University of British Columbia. "Heart condition: Arrhythmia culprit caught in action." ScienceDaily. www.sciencedaily.com/releases/2013/02/130217134214.htm (accessed November 28, 2014).

Share This


More From ScienceDaily



More Health & Medicine News

Friday, November 28, 2014

Featured Research

from universities, journals, and other organizations


Featured Videos

from AP, Reuters, AFP, and other news services

Ebola Leaves Orphans Alone in Sierra Leone

Ebola Leaves Orphans Alone in Sierra Leone

AFP (Nov. 27, 2014) — The Ebola epidemic sweeping Sierra Leone is having a profound effect on the country's children, many of whom have been left without any family members to support them. Duration: 01:02 Video provided by AFP
Powered by NewsLook.com
Experimental Ebola Vaccine Shows Promise In Human Trial

Experimental Ebola Vaccine Shows Promise In Human Trial

Newsy (Nov. 27, 2014) — A recent test of a prototype Ebola vaccine generated an immune response to the disease in subjects. Video provided by Newsy
Powered by NewsLook.com
Pet Dogs to Be Used in Anti-Ageing Trial

Pet Dogs to Be Used in Anti-Ageing Trial

Reuters - Innovations Video Online (Nov. 26, 2014) — Researchers in the United States are preparing to discover whether a drug commonly used in human organ transplants can extend the lifespan and health quality of pet dogs. Video provided by Reuters
Powered by NewsLook.com
Today's Prostheses Are More Capable Than Ever

Today's Prostheses Are More Capable Than Ever

Newsy (Nov. 26, 2014) — Advances in prosthetics are making replacement body parts stronger and more lifelike than they’ve ever been. Video provided by Newsy
Powered by NewsLook.com

Search ScienceDaily

Number of stories in archives: 140,361

Find with keyword(s):
 
Enter a keyword or phrase to search ScienceDaily for related topics and research stories.

Save/Print:
Share:  

Breaking News:

Strange & Offbeat Stories

 

Health & Medicine

Mind & Brain

Living & Well

In Other News

... from NewsDaily.com

Science News

Health News

Environment News

Technology News



Save/Print:
Share:  

Free Subscriptions


Get the latest science news with ScienceDaily's free email newsletters, updated daily and weekly. Or view hourly updated newsfeeds in your RSS reader:

Get Social & Mobile


Keep up to date with the latest news from ScienceDaily via social networks and mobile apps:

Have Feedback?

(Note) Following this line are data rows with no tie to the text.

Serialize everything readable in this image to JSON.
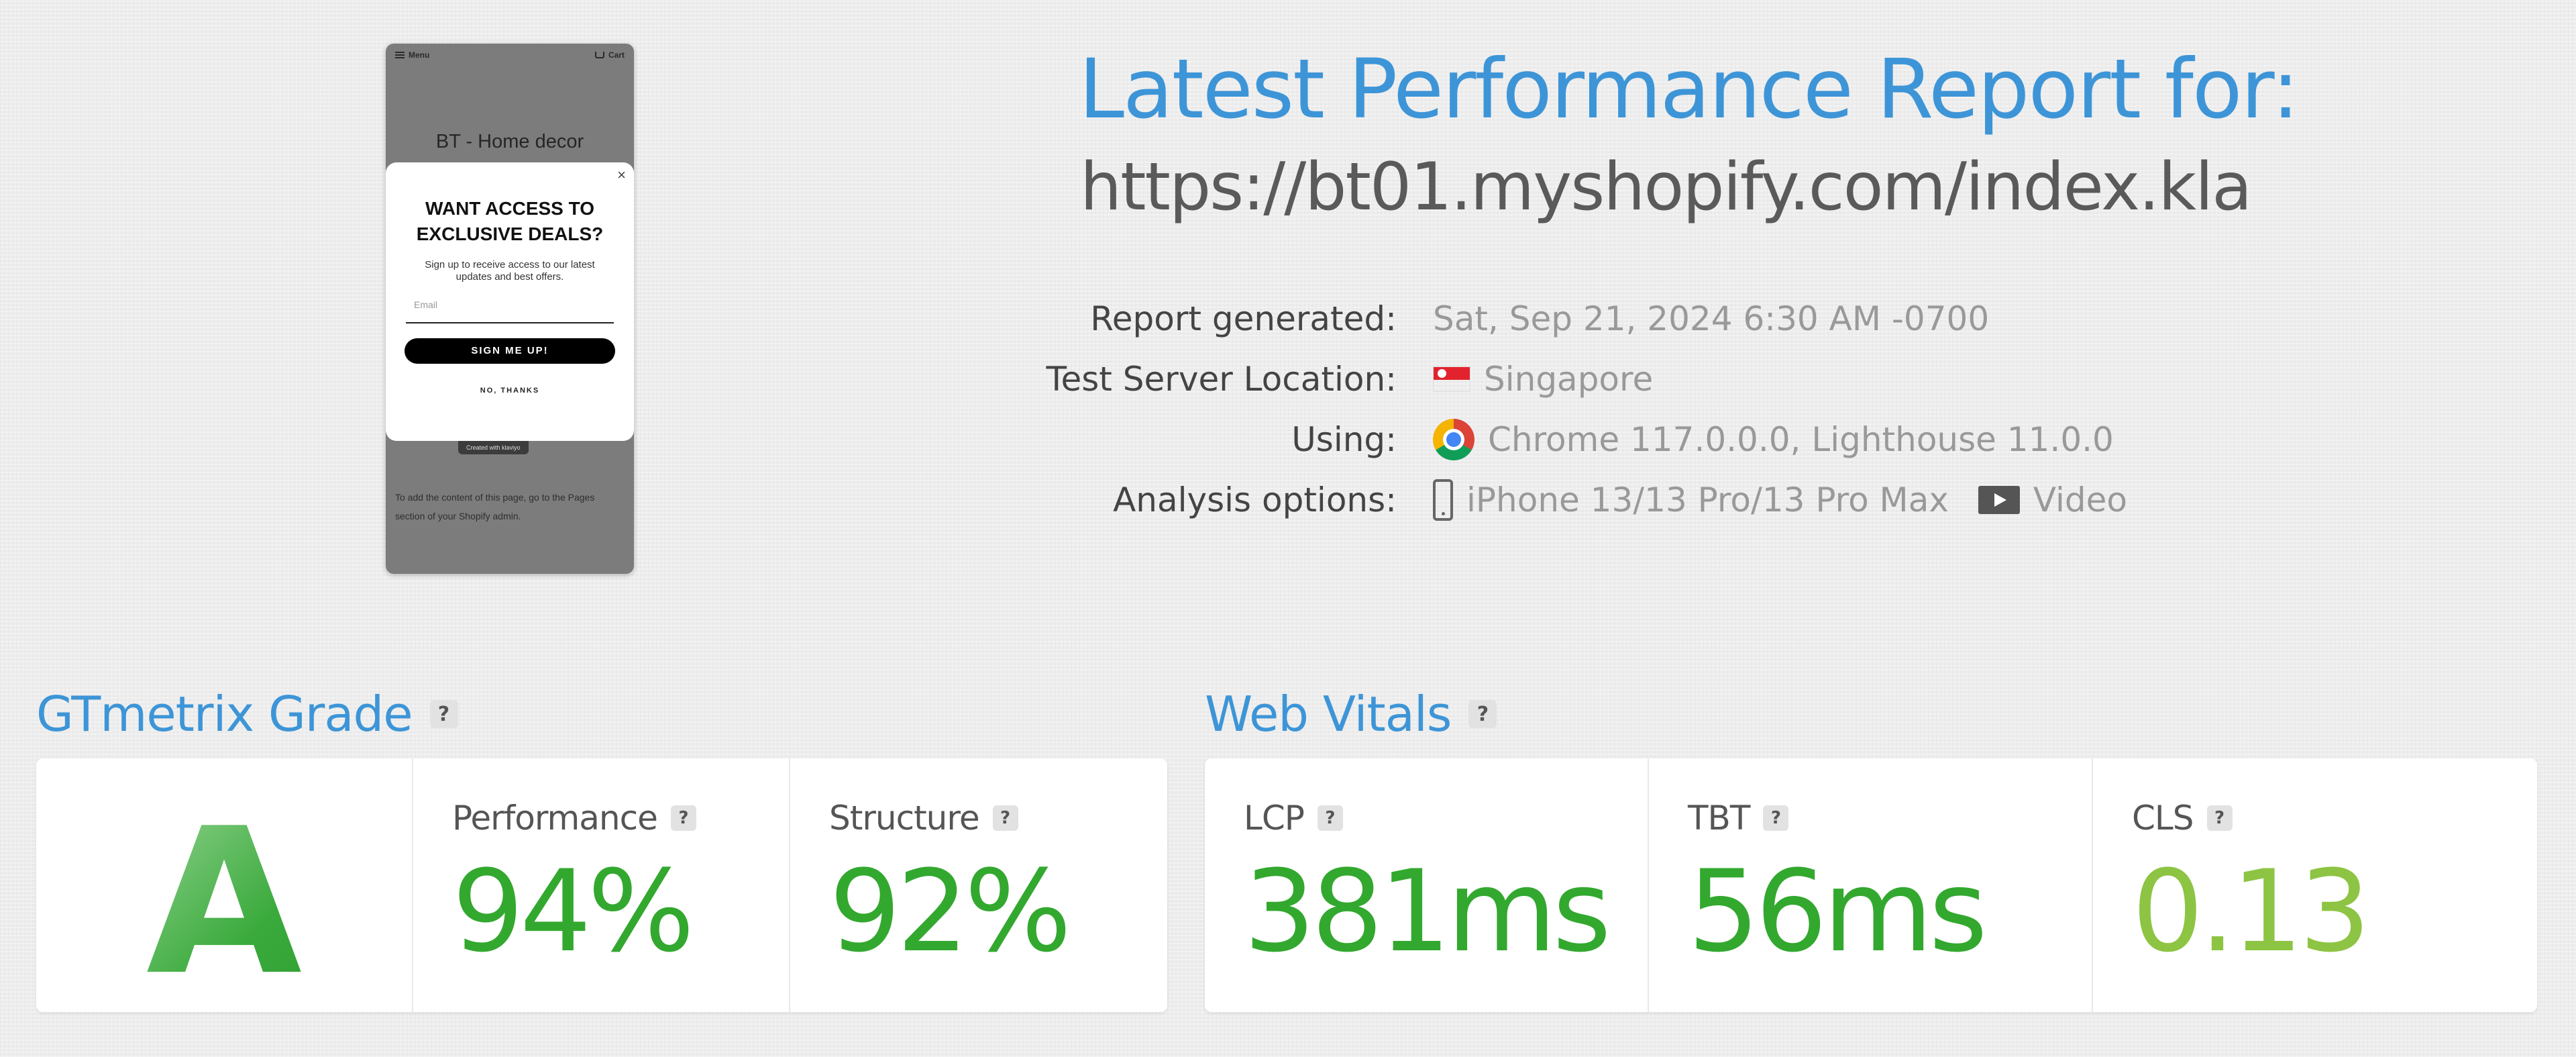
{
  "screenshot": {
    "menu_label": "Menu",
    "cart_label": "Cart",
    "store_name": "BT - Home decor",
    "popup": {
      "close_glyph": "×",
      "title": "WANT ACCESS TO EXCLUSIVE DEALS?",
      "subtitle": "Sign up to receive access to our latest updates and best offers.",
      "email_placeholder": "Email",
      "signup_button": "SIGN ME UP!",
      "dismiss_link": "NO, THANKS"
    },
    "badge": "Created with klaviyo",
    "body_text": "To add the content of this page, go to the Pages section of your Shopify admin."
  },
  "report": {
    "title": "Latest Performance Report for:",
    "url": "https://bt01.myshopify.com/index.kla",
    "meta": [
      {
        "label": "Report generated:",
        "value": "Sat, Sep 21, 2024 6:30 AM -0700"
      },
      {
        "label": "Test Server Location:",
        "value": "Singapore",
        "icon": "singapore-flag-icon"
      },
      {
        "label": "Using:",
        "value": "Chrome 117.0.0.0, Lighthouse 11.0.0",
        "icon": "chrome-icon"
      },
      {
        "label": "Analysis options:",
        "value": "iPhone 13/13 Pro/13 Pro Max",
        "icon": "mobile-phone-icon",
        "extra": "Video",
        "extra_icon": "video-icon"
      }
    ]
  },
  "grade": {
    "title": "GTmetrix Grade",
    "help": "?",
    "letter": "A",
    "performance_label": "Performance",
    "performance_value": "94%",
    "structure_label": "Structure",
    "structure_value": "92%"
  },
  "vitals": {
    "title": "Web Vitals",
    "help": "?",
    "lcp_label": "LCP",
    "lcp_value": "381ms",
    "tbt_label": "TBT",
    "tbt_value": "56ms",
    "cls_label": "CLS",
    "cls_value": "0.13"
  },
  "colors": {
    "title_blue": "#3d95d7",
    "good_green": "#33a82f",
    "cls_green": "#8dc443"
  }
}
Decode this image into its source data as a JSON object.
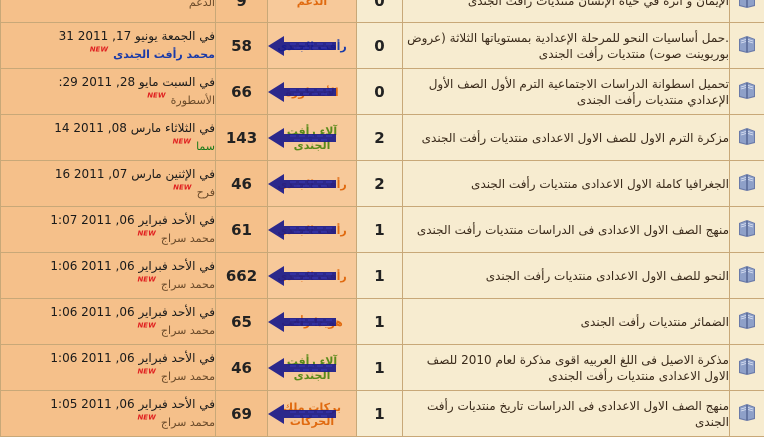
{
  "rows": [
    {
      "last_line1": "",
      "last_line2": "الدعم",
      "views": "9",
      "author": "الدعم",
      "author_color": "orange",
      "replies": "0",
      "title": "الإيمان و أثره في حياة الإنسان منتديات رأفت الجندى",
      "arrow": false,
      "poster_color": "",
      "new": true
    },
    {
      "last_line1": "في الجمعة يونيو 17, 2011 31",
      "last_line2": "محمد رأفت الجندى",
      "views": "58",
      "author": "رأفت الجندى",
      "author_color": "blue",
      "replies": "0",
      "title": ".حمل أساسيات النحو للمرحلة الإعدادية بمستوياتها الثلاثة (عروض بوربوينت صوت) منتديات رأفت الجندى",
      "arrow": true,
      "poster_color": "blue",
      "new": true
    },
    {
      "last_line1": "في السبت مايو 28, 2011 29:",
      "last_line2": "الأسطورة",
      "views": "66",
      "author": "الأسطورة",
      "author_color": "orange",
      "replies": "0",
      "title": "تحميل اسطوانة الدراسات الاجتماعية الترم الأول الصف الأول الإعدادي منتديات رأفت الجندى",
      "arrow": true,
      "poster_color": "",
      "new": true
    },
    {
      "last_line1": "في الثلاثاء مارس 08, 2011 14",
      "last_line2": "سما",
      "views": "143",
      "author": "آلاء رأفت الجندى",
      "author_color": "green",
      "replies": "2",
      "title": "مزكرة الترم الاول للصف الاول الاعدادى منتديات رأفت الجندى",
      "arrow": true,
      "poster_color": "green",
      "new": true
    },
    {
      "last_line1": "في الإثنين مارس 07, 2011 16",
      "last_line2": "فرح",
      "views": "46",
      "author": "رأفت الجندى",
      "author_color": "orange",
      "replies": "2",
      "title": "الجغرافيا كاملة الاول الاعدادى منتديات رأفت الجندى",
      "arrow": true,
      "poster_color": "",
      "new": true
    },
    {
      "last_line1": "في الأحد فبراير 06, 2011 1:07",
      "last_line2": "محمد سراج",
      "views": "61",
      "author": "رأفت الجندى",
      "author_color": "orange",
      "replies": "1",
      "title": "منهج الصف الاول الاعدادى فى الدراسات منتديات رأفت الجندى",
      "arrow": true,
      "poster_color": "",
      "new": true
    },
    {
      "last_line1": "في الأحد فبراير 06, 2011 1:06",
      "last_line2": "محمد سراج",
      "views": "662",
      "author": "رأفت الجندى",
      "author_color": "orange",
      "replies": "1",
      "title": "النحو للصف الاول الاعدادى منتديات رأفت الجندى",
      "arrow": true,
      "poster_color": "",
      "new": true
    },
    {
      "last_line1": "في الأحد فبراير 06, 2011 1:06",
      "last_line2": "محمد سراج",
      "views": "65",
      "author": "هويدا رأفت",
      "author_color": "orange",
      "replies": "1",
      "title": "الضمائر منتديات رأفت الجندى",
      "arrow": true,
      "poster_color": "",
      "new": true
    },
    {
      "last_line1": "في الأحد فبراير 06, 2011 1:06",
      "last_line2": "محمد سراج",
      "views": "46",
      "author": "آلاء رأفت الجندى",
      "author_color": "green",
      "replies": "1",
      "title": "مذكرة الاصيل فى اللغ العربيه اقوى مذكرة لعام 2010 للصف الاول الاعدادى منتديات رأفت الجندى",
      "arrow": true,
      "poster_color": "",
      "new": true
    },
    {
      "last_line1": "في الأحد فبراير 06, 2011 1:05",
      "last_line2": "محمد سراج",
      "views": "69",
      "author": "بركات ملك الحركات",
      "author_color": "orange",
      "replies": "1",
      "title": "منهج الصف الاول الاعدادى فى الدراسات تاريخ منتديات رأفت الجندى",
      "arrow": true,
      "poster_color": "",
      "new": true
    }
  ],
  "new_badge": "NEW",
  "colors": {
    "row_bg": "#f7ecd0",
    "orange_col": "#f5c08a",
    "border": "#c8a878",
    "arrow": "#1a1a8a"
  }
}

Tell us what you think of ScienceDaily -- we welcome both positive and negative comments. Have any problems using the site? Questions?
Mobile iPhone Android Web
Follow Facebook Twitter Google+
Subscribe RSS Feeds Email Newsletters
Latest Headlines Health & Medicine Mind & Brain Space & Time Matter & Energy Computers & Math Plants & Animals Earth & Climate Fossils & Ruins